Tent Talk: My Night With Occupy Harvard

Natalie M Frieder

Occupy Harvard protests outside of Mass Hall, where students in 2001 launched a Living Wage campaign.

It was 10:00 p.m. on a Thursday night and the Occupy Harvard encampment was deserted.

Ten minutes passed and still no one was there. I peeked into a few tents. Nothing.It seemed that the question being tossed around by my peers—“Do they actually sleep in the Yard or do they just have tents?”—had been answered. Still, it would have been hard to blame them for not wanting to sleep outside in a tent. The night was cold and rumors of the season’s second snowfall had circulated.

Perhaps there would be no occupation.

Just as the scene could not have appeared any more devoid of activity, the occupiers began to arrive as if by clockwork. The movement’s leaders were absent, but the protestors knew the drill—with a glance at the centrally located white board they learned their tent assignments. Backpacks and sleeping bags in hand, they headed to their shelter for the night.

By 10:30 p.m., 10 to 20 protestors had arrived, including the movement’s leaders. Gabriel H. Bayard '15 would handle logistics for that night and Sandra Y.L. Korn '14 was in charge of the group’s media outreach. She had slept in the tents every night since the occupation began. That had been nine days before. I decided to spend a night with Korn and her compatriots, in the center of Harvard Yard, under the shadow of the John Harvard statue.

* * *

I hadn’t yet been assigned a tent when the Harvard University Police arrived. The HUPD car had been idle on the opposite end of the Yard, but quickly sped from its perch to the periphery of the campsite.

The moment of the raid had come, I thought. Oddly, no one seemed alarmed at the fast approaching authority figure.

“Where’s the boss lady?” the officer asked in a light-hearted tone without getting out of the car. He wanted to speak to Korn, who was perhaps the most familiar face for HUPD.

“She’s not here, but I can help,” Bayard told the officer.

“Alright. You guys doin’ alright tonight? Anything you need?”

“No, we’re all good. Thanks.”

“How many you got sleeping out tonight?”

“It’s tough to say, I think we’re at maybe 70 percent to 90 percent.”

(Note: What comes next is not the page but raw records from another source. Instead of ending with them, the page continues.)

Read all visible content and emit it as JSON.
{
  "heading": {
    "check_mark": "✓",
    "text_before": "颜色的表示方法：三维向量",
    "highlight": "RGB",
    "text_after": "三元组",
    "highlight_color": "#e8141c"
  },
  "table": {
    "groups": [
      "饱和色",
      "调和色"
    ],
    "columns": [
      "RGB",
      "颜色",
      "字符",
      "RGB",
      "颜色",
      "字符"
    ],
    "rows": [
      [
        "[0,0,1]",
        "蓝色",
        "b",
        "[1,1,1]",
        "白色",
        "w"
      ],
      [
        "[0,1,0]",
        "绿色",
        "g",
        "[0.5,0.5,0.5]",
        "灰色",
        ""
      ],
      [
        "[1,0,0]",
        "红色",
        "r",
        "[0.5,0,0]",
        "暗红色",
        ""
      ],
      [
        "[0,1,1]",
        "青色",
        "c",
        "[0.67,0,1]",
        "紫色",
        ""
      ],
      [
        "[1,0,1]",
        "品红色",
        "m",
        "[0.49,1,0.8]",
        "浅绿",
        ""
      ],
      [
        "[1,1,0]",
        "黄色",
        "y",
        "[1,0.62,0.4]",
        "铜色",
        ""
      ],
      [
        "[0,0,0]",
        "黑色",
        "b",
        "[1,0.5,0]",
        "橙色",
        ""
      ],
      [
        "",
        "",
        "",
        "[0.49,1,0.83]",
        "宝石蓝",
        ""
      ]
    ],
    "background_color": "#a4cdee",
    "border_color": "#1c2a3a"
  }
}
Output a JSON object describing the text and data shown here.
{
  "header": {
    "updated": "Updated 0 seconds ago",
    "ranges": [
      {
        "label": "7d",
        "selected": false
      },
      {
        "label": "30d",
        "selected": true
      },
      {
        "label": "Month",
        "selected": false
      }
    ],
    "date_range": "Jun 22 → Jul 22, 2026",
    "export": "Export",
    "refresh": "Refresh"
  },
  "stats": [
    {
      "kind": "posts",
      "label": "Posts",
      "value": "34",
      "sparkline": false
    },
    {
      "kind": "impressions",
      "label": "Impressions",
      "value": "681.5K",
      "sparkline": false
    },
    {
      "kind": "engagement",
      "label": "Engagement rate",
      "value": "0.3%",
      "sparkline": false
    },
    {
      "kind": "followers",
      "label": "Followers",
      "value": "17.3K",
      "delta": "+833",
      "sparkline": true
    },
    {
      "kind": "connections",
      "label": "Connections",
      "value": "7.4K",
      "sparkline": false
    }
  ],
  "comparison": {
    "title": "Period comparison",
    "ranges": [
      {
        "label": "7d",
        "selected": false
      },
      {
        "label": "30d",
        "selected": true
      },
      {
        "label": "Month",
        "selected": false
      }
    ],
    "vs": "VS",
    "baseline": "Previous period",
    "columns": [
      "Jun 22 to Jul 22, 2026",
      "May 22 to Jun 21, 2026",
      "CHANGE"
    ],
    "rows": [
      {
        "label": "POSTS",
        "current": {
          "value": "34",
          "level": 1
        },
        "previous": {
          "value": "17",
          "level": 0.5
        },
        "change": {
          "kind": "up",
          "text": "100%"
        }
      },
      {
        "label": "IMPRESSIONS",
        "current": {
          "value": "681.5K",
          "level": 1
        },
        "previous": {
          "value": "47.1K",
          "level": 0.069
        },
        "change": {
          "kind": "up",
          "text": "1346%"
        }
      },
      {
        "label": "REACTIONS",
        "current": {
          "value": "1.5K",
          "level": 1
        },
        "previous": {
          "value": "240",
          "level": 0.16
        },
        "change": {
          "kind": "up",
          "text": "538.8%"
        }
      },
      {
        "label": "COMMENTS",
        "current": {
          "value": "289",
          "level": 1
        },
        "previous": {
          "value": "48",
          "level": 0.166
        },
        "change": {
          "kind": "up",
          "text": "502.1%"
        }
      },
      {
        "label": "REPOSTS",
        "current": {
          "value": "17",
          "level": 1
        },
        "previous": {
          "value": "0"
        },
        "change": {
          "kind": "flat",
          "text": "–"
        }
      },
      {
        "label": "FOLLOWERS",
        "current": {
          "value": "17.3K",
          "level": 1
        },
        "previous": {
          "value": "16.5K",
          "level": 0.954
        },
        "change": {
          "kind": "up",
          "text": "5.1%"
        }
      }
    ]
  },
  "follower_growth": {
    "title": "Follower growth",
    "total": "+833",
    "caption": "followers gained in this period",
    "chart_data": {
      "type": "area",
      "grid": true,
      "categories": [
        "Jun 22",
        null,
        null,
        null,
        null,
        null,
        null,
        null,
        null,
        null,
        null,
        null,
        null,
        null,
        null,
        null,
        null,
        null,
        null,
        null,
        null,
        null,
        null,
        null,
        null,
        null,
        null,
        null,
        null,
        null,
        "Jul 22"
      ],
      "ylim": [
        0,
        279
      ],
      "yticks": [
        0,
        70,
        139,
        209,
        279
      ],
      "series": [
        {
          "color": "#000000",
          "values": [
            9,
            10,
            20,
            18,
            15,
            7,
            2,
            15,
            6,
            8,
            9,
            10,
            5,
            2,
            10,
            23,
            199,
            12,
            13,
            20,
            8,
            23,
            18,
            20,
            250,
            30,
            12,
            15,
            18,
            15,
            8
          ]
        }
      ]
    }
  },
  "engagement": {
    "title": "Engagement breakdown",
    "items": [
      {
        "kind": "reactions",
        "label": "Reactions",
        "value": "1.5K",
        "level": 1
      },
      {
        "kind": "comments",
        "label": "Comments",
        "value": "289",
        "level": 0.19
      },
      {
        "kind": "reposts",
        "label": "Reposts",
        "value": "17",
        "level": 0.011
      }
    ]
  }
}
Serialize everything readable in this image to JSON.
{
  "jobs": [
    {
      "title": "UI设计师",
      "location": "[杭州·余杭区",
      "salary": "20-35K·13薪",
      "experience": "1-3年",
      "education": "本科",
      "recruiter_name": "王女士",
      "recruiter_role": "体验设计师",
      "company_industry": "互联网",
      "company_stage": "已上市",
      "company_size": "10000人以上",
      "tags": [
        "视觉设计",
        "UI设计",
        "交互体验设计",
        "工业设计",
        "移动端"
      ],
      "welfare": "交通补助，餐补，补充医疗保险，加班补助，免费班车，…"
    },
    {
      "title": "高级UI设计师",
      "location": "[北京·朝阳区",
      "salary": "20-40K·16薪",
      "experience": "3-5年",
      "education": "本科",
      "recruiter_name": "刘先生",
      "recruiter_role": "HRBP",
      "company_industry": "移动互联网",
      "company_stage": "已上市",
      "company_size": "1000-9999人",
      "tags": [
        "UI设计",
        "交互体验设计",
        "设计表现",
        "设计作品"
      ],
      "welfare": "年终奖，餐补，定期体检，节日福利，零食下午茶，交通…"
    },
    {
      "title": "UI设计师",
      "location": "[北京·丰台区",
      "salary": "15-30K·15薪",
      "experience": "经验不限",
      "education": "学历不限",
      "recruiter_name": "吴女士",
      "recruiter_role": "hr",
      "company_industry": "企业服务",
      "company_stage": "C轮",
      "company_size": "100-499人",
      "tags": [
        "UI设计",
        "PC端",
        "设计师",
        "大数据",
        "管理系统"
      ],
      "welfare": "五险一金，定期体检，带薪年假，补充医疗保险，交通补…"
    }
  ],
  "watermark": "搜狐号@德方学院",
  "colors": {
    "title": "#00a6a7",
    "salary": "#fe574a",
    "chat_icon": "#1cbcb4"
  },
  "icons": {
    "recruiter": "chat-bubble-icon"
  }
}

While a considerable number of people were sleeping out, the figure seemed exaggerated, from a quick glance around the tents. The officer appeared skeptical, but not particularly concerned with the figures.